TASK TO CARRY OUT: The records below are to be set down word for word, with every picture left out.

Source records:
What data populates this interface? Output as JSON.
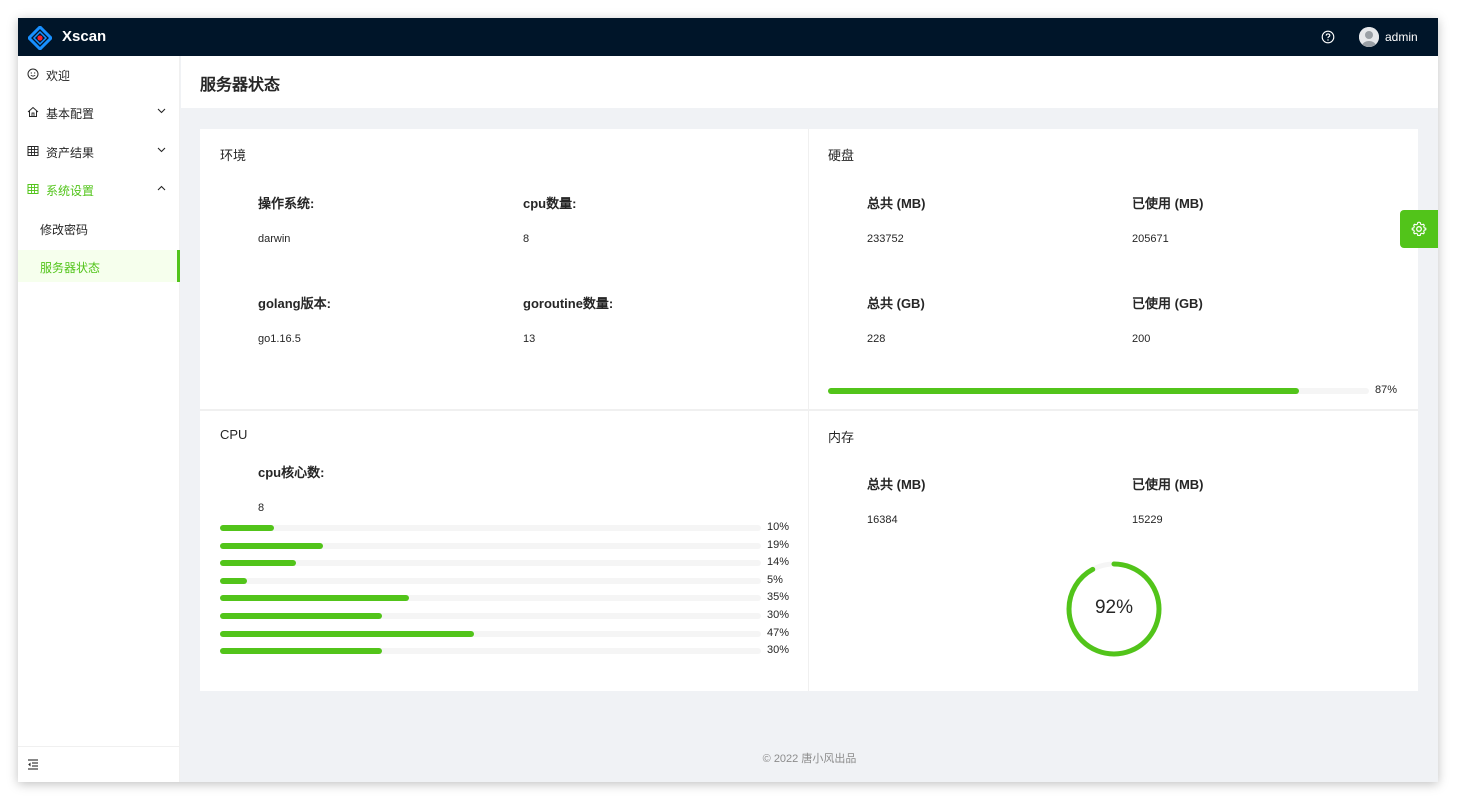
{
  "app": {
    "title": "Xscan",
    "username": "admin"
  },
  "sidebar": {
    "items": [
      {
        "label": "欢迎",
        "icon": "smile-icon"
      },
      {
        "label": "基本配置",
        "icon": "home-icon"
      },
      {
        "label": "资产结果",
        "icon": "table-icon"
      },
      {
        "label": "系统设置",
        "icon": "grid-icon"
      }
    ],
    "submenu": [
      {
        "label": "修改密码"
      },
      {
        "label": "服务器状态"
      }
    ]
  },
  "page": {
    "title": "服务器状态"
  },
  "env": {
    "title": "环境",
    "os_label": "操作系统:",
    "os_value": "darwin",
    "cpu_count_label": "cpu数量:",
    "cpu_count_value": "8",
    "golang_label": "golang版本:",
    "golang_value": "go1.16.5",
    "goroutine_label": "goroutine数量:",
    "goroutine_value": "13"
  },
  "disk": {
    "title": "硬盘",
    "total_mb_label": "总共 (MB)",
    "total_mb_value": "233752",
    "used_mb_label": "已使用 (MB)",
    "used_mb_value": "205671",
    "total_gb_label": "总共 (GB)",
    "total_gb_value": "228",
    "used_gb_label": "已使用 (GB)",
    "used_gb_value": "200",
    "percent": 87,
    "percent_label": "87%"
  },
  "cpu": {
    "title": "CPU",
    "cores_label": "cpu核心数:",
    "cores_value": "8",
    "usage": [
      {
        "percent": 10,
        "label": "10%"
      },
      {
        "percent": 19,
        "label": "19%"
      },
      {
        "percent": 14,
        "label": "14%"
      },
      {
        "percent": 5,
        "label": "5%"
      },
      {
        "percent": 35,
        "label": "35%"
      },
      {
        "percent": 30,
        "label": "30%"
      },
      {
        "percent": 47,
        "label": "47%"
      },
      {
        "percent": 30,
        "label": "30%"
      }
    ]
  },
  "memory": {
    "title": "内存",
    "total_mb_label": "总共 (MB)",
    "total_mb_value": "16384",
    "used_mb_label": "已使用 (MB)",
    "used_mb_value": "15229",
    "percent": 92,
    "percent_label": "92%"
  },
  "footer": {
    "text": "2022 唐小风出品"
  },
  "colors": {
    "accent": "#52c41a",
    "header_bg": "#001529",
    "track": "#f5f5f5"
  }
}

TASK OUTPUT:
What data populates this interface? Output as JSON.
{
  "app": {
    "title": "Xscan",
    "username": "admin"
  },
  "sidebar": {
    "items": [
      {
        "label": "欢迎",
        "icon": "smile-icon"
      },
      {
        "label": "基本配置",
        "icon": "home-icon"
      },
      {
        "label": "资产结果",
        "icon": "table-icon"
      },
      {
        "label": "系统设置",
        "icon": "grid-icon"
      }
    ],
    "submenu": [
      {
        "label": "修改密码"
      },
      {
        "label": "服务器状态"
      }
    ]
  },
  "page": {
    "title": "服务器状态"
  },
  "env": {
    "title": "环境",
    "os_label": "操作系统:",
    "os_value": "darwin",
    "cpu_count_label": "cpu数量:",
    "cpu_count_value": "8",
    "golang_label": "golang版本:",
    "golang_value": "go1.16.5",
    "goroutine_label": "goroutine数量:",
    "goroutine_value": "13"
  },
  "disk": {
    "title": "硬盘",
    "total_mb_label": "总共 (MB)",
    "total_mb_value": "233752",
    "used_mb_label": "已使用 (MB)",
    "used_mb_value": "205671",
    "total_gb_label": "总共 (GB)",
    "total_gb_value": "228",
    "used_gb_label": "已使用 (GB)",
    "used_gb_value": "200",
    "percent": 87,
    "percent_label": "87%"
  },
  "cpu": {
    "title": "CPU",
    "cores_label": "cpu核心数:",
    "cores_value": "8",
    "usage": [
      {
        "percent": 10,
        "label": "10%"
      },
      {
        "percent": 19,
        "label": "19%"
      },
      {
        "percent": 14,
        "label": "14%"
      },
      {
        "percent": 5,
        "label": "5%"
      },
      {
        "percent": 35,
        "label": "35%"
      },
      {
        "percent": 30,
        "label": "30%"
      },
      {
        "percent": 47,
        "label": "47%"
      },
      {
        "percent": 30,
        "label": "30%"
      }
    ]
  },
  "memory": {
    "title": "内存",
    "total_mb_label": "总共 (MB)",
    "total_mb_value": "16384",
    "used_mb_label": "已使用 (MB)",
    "used_mb_value": "15229",
    "percent": 92,
    "percent_label": "92%"
  },
  "footer": {
    "text": "2022 唐小风出品"
  },
  "colors": {
    "accent": "#52c41a",
    "header_bg": "#001529",
    "track": "#f5f5f5"
  }
}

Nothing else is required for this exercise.